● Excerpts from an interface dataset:
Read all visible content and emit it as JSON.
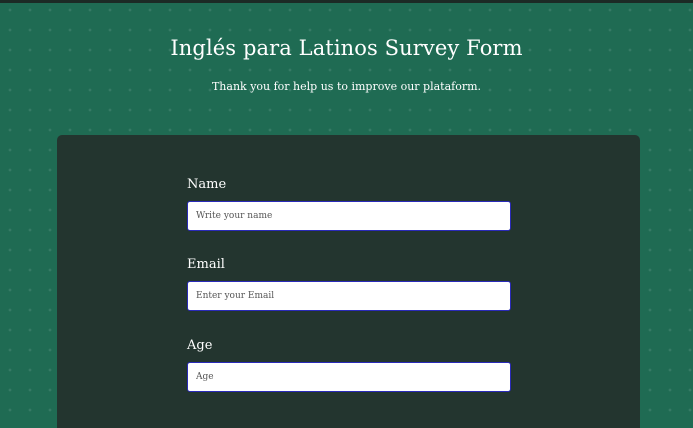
{
  "header": {
    "title": "Inglés para Latinos Survey Form",
    "description": "Thank you for help us to improve our plataform."
  },
  "form": {
    "name": {
      "label": "Name",
      "placeholder": "Write your name",
      "value": ""
    },
    "email": {
      "label": "Email",
      "placeholder": "Enter your Email",
      "value": ""
    },
    "age": {
      "label": "Age",
      "placeholder": "Age",
      "value": ""
    }
  },
  "colors": {
    "page_background": "#1f6b53",
    "card_background": "#23352f",
    "input_border": "#2a2ab8",
    "text": "#ffffff"
  }
}
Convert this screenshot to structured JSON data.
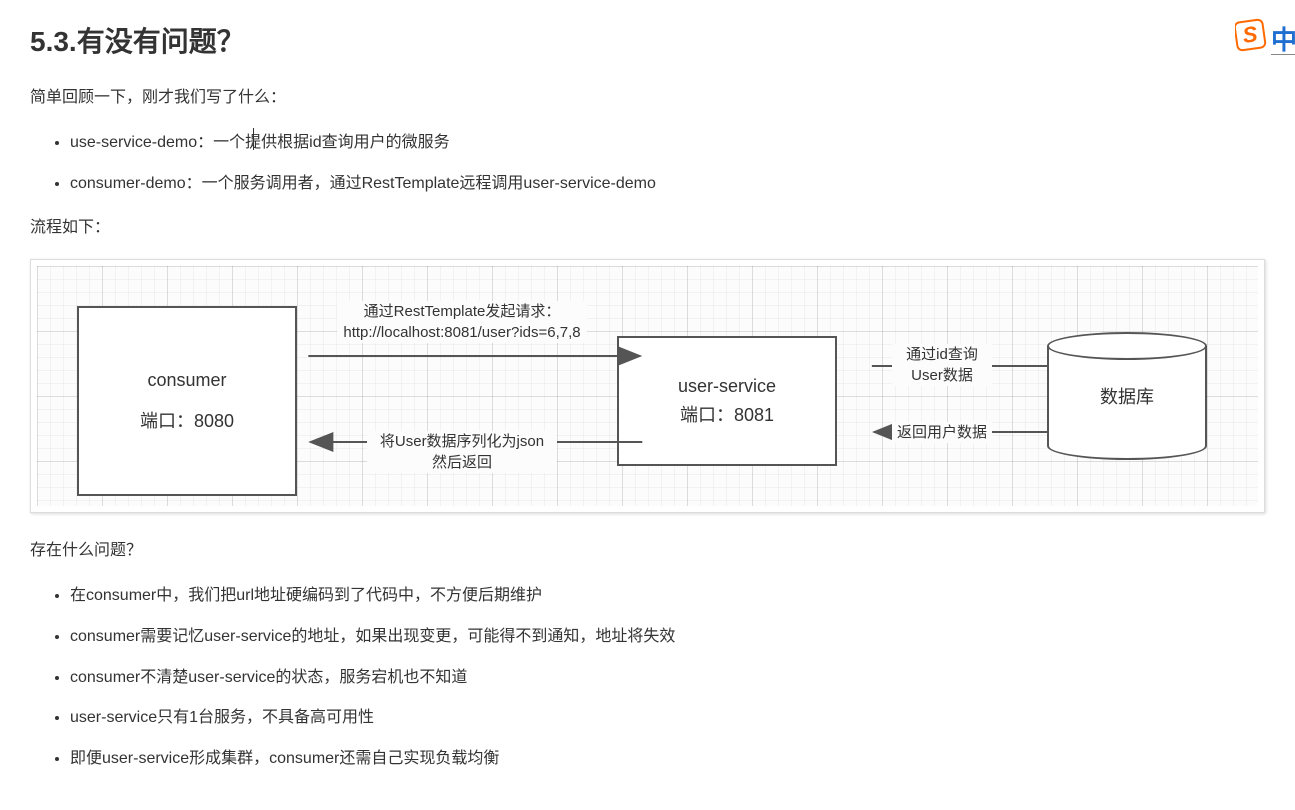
{
  "heading": "5.3.有没有问题？",
  "intro": "简单回顾一下，刚才我们写了什么：",
  "summary_list": [
    "use-service-demo：一个提供根据id查询用户的微服务",
    "consumer-demo：一个服务调用者，通过RestTemplate远程调用user-service-demo"
  ],
  "flow_label": "流程如下：",
  "diagram": {
    "consumer": {
      "title": "consumer",
      "port": "端口：8080"
    },
    "user_service": {
      "title": "user-service",
      "port": "端口：8081"
    },
    "database": "数据库",
    "arrow_req1_l1": "通过RestTemplate发起请求：",
    "arrow_req1_l2": "http://localhost:8081/user?ids=6,7,8",
    "arrow_resp1_l1": "将User数据序列化为json",
    "arrow_resp1_l2": "然后返回",
    "arrow_req2_l1": "通过id查询",
    "arrow_req2_l2": "User数据",
    "arrow_resp2": "返回用户数据"
  },
  "problems_intro": "存在什么问题？",
  "problems": [
    "在consumer中，我们把url地址硬编码到了代码中，不方便后期维护",
    "consumer需要记忆user-service的地址，如果出现变更，可能得不到通知，地址将失效",
    "consumer不清楚user-service的状态，服务宕机也不知道",
    "user-service只有1台服务，不具备高可用性",
    "即便user-service形成集群，consumer还需自己实现负载均衡"
  ],
  "ime": {
    "s": "S",
    "text": "中"
  }
}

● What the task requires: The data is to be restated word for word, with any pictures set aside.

● Response to this exercise:
Read all visible content and emit it as JSON.
{
  "header": {
    "title": "Inglés para Latinos Survey Form",
    "description": "Thank you for help us to improve our plataform."
  },
  "form": {
    "name": {
      "label": "Name",
      "placeholder": "Write your name",
      "value": ""
    },
    "email": {
      "label": "Email",
      "placeholder": "Enter your Email",
      "value": ""
    },
    "age": {
      "label": "Age",
      "placeholder": "Age",
      "value": ""
    }
  },
  "colors": {
    "page_background": "#1f6b53",
    "card_background": "#23352f",
    "input_border": "#2a2ab8",
    "text": "#ffffff"
  }
}
Convert this screenshot to structured JSON data.
{
  "heading": "5.3.有没有问题？",
  "intro": "简单回顾一下，刚才我们写了什么：",
  "summary_list": [
    "use-service-demo：一个提供根据id查询用户的微服务",
    "consumer-demo：一个服务调用者，通过RestTemplate远程调用user-service-demo"
  ],
  "flow_label": "流程如下：",
  "diagram": {
    "consumer": {
      "title": "consumer",
      "port": "端口：8080"
    },
    "user_service": {
      "title": "user-service",
      "port": "端口：8081"
    },
    "database": "数据库",
    "arrow_req1_l1": "通过RestTemplate发起请求：",
    "arrow_req1_l2": "http://localhost:8081/user?ids=6,7,8",
    "arrow_resp1_l1": "将User数据序列化为json",
    "arrow_resp1_l2": "然后返回",
    "arrow_req2_l1": "通过id查询",
    "arrow_req2_l2": "User数据",
    "arrow_resp2": "返回用户数据"
  },
  "problems_intro": "存在什么问题？",
  "problems": [
    "在consumer中，我们把url地址硬编码到了代码中，不方便后期维护",
    "consumer需要记忆user-service的地址，如果出现变更，可能得不到通知，地址将失效",
    "consumer不清楚user-service的状态，服务宕机也不知道",
    "user-service只有1台服务，不具备高可用性",
    "即便user-service形成集群，consumer还需自己实现负载均衡"
  ],
  "ime": {
    "s": "S",
    "text": "中"
  }
}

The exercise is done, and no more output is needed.